Competitors are often chosen as peer reviewers. Might a competitor be inclined to unfavorably review a submission and then steal the idea for him/her self? The irresistible opportunity to put a spoke in a rival’s wheel?
Peer review in journals assumes that the article reviewed has been honestly prepared and the process is not designed to detect fraud. It assumes ALL scientists are integral, IOW not subject to human flaws. A peer reviewer must preserve scholarly integrity by rising above the three deadly sins of intellectual life: envy, favoritism, and the temptation to plagiarize. That is NOT some kind of a “global conspiracy theory”, it is just a simple account of human nature. Are not scientists part of the human race, or are they angelic?
Peer review is under reconsideration even within the heart of establishment scientific publishing. And that is NOT because of the “internet”:
NONE of the items (criticisms of peer review) I listed above have ANYTHING to do with the Internet.
But the most damaging criticism of peer review may be that which is exemplified by the cloning hoax of Hwang Woo Suk.
Hwang submitted a paper to the journal Science which was later found to be hugely fraudulent. Of course, it passed peer review. It could NOT have been duplicated simply because the results were totally fabricated. In this case, DUPLICATION, NOT peer review, would have uncovered the hoax. One of the many disadvantages to the modern obsessive attention on PEER REVIEW (and csbrown seems to have that obsession . . . more on his denial of that in a second) is the emphasis it places on that peer review TO THE EXCLUSION OF CONFIRMATION BY REPEATED EXPERIMENTS. Often, a paper will be perceived as not needing duplication if it “passes” the PEER REVIEW threshold.
Finally, on this notion of peer review, most journals maintain peer reviewers in anonymity, and the identity of a peer reviewer is a closely guarded secret, generally held ONLY by the journal chief editor (who is the one who decides what gets published, NOT the scientific community). Peer reviewer identities are not normally published (there are exceptions). Consequently, one CANNOT normally see who a peer reviewer was, whether or not he/she is a competitor, and perhaps more importantly, WHERE he/she draws financial support from. The only thing you DO see is that the article got published, which means it passed peer review.
The anonymity of peer reviewers contributes to the “Oz-behind-the-curtain” effect: Reviewers that work anonymously have a greater opportunity to act arbitrarily. The REVIEWEE has no comparable curtain to stand behind. Basically, the REVIEWER can take potshots at the REVIEWEE with NO accountability.
So much for hanging your hat on peer review.
Now let’s get ready for the “I never said peer review was weighted heavily in my evaluations . . . or that it was perfect . . .” dance.
No, it’s just the FIRST thing you look at:
I give “peer review” little, if any, weight. It is definitely not the “first” thing I look at.
@csbrown28 gives it more weight than it warrants:
Wait a minute . . . wait a minute . . .

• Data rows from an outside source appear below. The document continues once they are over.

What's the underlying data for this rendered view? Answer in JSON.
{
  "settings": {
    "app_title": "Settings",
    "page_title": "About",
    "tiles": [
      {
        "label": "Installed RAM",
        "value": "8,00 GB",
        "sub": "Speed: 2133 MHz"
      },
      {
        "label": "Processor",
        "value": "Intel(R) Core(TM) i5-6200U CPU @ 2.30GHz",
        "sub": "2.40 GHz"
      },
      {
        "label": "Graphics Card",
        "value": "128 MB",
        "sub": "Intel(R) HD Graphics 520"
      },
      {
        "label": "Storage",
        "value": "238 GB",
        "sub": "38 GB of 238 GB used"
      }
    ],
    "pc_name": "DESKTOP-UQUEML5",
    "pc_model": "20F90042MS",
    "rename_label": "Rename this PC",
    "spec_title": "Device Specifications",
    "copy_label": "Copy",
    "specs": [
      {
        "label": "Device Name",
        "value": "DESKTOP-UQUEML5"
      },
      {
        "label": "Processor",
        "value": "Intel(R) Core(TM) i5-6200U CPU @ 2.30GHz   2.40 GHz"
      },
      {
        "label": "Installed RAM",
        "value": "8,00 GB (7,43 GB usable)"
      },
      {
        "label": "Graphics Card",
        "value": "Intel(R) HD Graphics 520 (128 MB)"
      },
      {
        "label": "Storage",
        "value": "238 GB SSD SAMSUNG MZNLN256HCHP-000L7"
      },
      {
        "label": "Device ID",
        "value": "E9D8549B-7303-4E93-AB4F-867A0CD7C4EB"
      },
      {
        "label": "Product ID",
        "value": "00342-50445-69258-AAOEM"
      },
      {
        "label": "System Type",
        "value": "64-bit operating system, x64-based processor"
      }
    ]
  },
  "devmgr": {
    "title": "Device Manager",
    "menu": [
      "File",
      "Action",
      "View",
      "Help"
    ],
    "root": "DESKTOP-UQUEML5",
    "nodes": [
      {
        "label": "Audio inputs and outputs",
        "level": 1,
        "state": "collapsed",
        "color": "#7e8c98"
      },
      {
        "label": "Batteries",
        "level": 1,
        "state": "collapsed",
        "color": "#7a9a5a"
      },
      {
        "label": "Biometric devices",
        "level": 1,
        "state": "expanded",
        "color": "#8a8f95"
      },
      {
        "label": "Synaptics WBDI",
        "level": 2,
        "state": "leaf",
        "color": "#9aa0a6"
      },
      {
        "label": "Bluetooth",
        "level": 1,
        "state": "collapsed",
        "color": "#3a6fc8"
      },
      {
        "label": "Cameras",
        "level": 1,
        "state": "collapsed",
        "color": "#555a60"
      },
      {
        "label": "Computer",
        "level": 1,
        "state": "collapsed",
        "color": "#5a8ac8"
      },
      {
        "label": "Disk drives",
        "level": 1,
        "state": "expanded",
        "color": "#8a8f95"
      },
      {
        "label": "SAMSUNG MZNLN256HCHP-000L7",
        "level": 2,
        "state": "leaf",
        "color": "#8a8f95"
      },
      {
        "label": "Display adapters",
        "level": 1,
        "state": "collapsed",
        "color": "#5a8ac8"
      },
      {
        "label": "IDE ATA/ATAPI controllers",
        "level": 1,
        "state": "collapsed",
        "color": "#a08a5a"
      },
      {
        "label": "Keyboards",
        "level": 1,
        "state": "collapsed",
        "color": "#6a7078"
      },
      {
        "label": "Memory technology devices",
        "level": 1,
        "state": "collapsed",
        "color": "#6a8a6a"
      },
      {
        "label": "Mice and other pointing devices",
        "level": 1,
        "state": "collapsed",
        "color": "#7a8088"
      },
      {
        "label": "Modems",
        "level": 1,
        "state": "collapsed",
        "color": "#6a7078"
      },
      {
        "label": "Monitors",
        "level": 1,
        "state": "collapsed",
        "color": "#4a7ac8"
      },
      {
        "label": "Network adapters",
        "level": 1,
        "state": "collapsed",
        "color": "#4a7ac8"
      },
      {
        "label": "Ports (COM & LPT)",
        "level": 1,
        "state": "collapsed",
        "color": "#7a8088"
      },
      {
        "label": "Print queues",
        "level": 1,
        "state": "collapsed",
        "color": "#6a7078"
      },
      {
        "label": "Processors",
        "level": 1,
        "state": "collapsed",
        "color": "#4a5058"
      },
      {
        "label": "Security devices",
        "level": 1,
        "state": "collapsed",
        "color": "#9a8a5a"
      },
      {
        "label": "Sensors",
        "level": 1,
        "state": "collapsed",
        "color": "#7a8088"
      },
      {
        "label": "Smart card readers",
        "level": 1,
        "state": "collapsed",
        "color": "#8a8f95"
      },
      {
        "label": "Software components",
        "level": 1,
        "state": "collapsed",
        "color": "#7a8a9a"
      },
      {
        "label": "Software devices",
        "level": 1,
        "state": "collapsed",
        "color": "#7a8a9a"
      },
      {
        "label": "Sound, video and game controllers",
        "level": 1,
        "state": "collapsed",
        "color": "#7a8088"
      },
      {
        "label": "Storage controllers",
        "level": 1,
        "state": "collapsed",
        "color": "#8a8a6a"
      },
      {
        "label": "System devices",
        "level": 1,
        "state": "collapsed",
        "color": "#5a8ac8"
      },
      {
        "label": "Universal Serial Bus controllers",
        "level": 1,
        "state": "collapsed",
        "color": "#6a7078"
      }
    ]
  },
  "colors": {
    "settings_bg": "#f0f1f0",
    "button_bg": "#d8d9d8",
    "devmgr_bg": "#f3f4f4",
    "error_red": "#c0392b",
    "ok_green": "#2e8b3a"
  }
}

You mean you’re hanging your hat on the education system we all know is heavily leftist, especially at institutions of higher “learning”?

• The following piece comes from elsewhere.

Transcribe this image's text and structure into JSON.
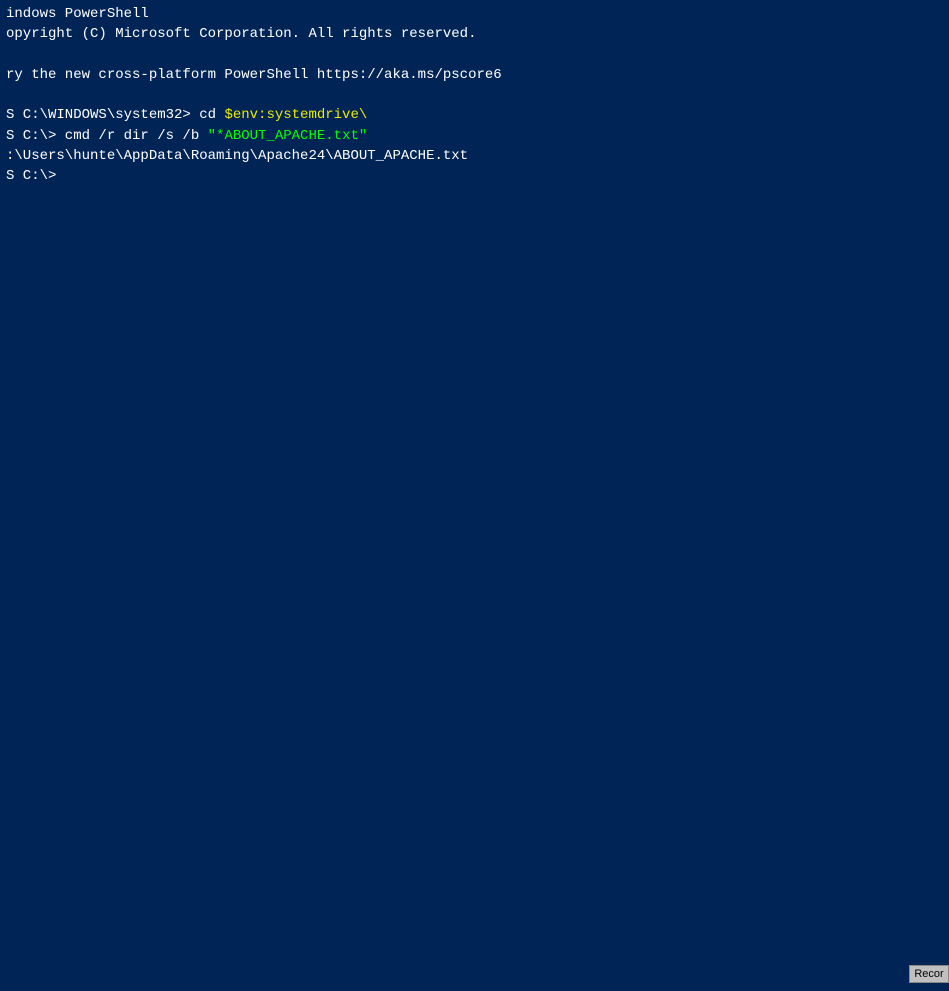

Lemme’ get this straight.
When Trump makes a mistake, it’s a lie . . . but when your AGW guys make a mistake, it’s “genuine”?

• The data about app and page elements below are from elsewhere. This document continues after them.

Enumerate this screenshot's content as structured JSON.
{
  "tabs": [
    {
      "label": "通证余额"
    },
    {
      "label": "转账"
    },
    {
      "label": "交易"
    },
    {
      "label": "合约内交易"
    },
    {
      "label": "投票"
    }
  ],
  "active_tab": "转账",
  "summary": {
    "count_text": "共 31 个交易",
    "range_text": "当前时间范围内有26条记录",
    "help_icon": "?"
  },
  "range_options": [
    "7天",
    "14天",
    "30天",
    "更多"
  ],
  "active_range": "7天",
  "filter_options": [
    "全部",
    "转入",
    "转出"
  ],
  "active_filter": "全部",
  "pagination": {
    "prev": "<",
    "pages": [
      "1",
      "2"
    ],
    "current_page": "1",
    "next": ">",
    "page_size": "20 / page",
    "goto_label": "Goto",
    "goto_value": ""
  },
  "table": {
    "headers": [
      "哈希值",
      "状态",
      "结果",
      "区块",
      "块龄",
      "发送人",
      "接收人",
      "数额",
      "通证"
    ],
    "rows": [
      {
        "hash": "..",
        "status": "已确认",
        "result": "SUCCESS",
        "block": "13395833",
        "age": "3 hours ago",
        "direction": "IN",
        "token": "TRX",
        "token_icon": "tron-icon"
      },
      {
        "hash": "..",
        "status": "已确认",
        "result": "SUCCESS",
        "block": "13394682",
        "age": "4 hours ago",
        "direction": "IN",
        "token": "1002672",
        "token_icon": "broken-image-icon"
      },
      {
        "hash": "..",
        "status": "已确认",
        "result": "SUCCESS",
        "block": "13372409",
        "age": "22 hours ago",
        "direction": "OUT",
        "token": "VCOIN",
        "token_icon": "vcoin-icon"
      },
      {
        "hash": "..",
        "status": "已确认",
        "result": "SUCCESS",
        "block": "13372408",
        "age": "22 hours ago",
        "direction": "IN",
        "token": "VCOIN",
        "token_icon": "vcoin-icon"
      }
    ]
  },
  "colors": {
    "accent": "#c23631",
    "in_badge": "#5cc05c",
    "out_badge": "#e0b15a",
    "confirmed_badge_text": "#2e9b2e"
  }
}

Oh, before I forget, I was hoping Sunsettommy would show up. His rebuttals of the AGW . . . people . . . are good reading. The guy knows his stuff, and can run circles around the AGW . . . people.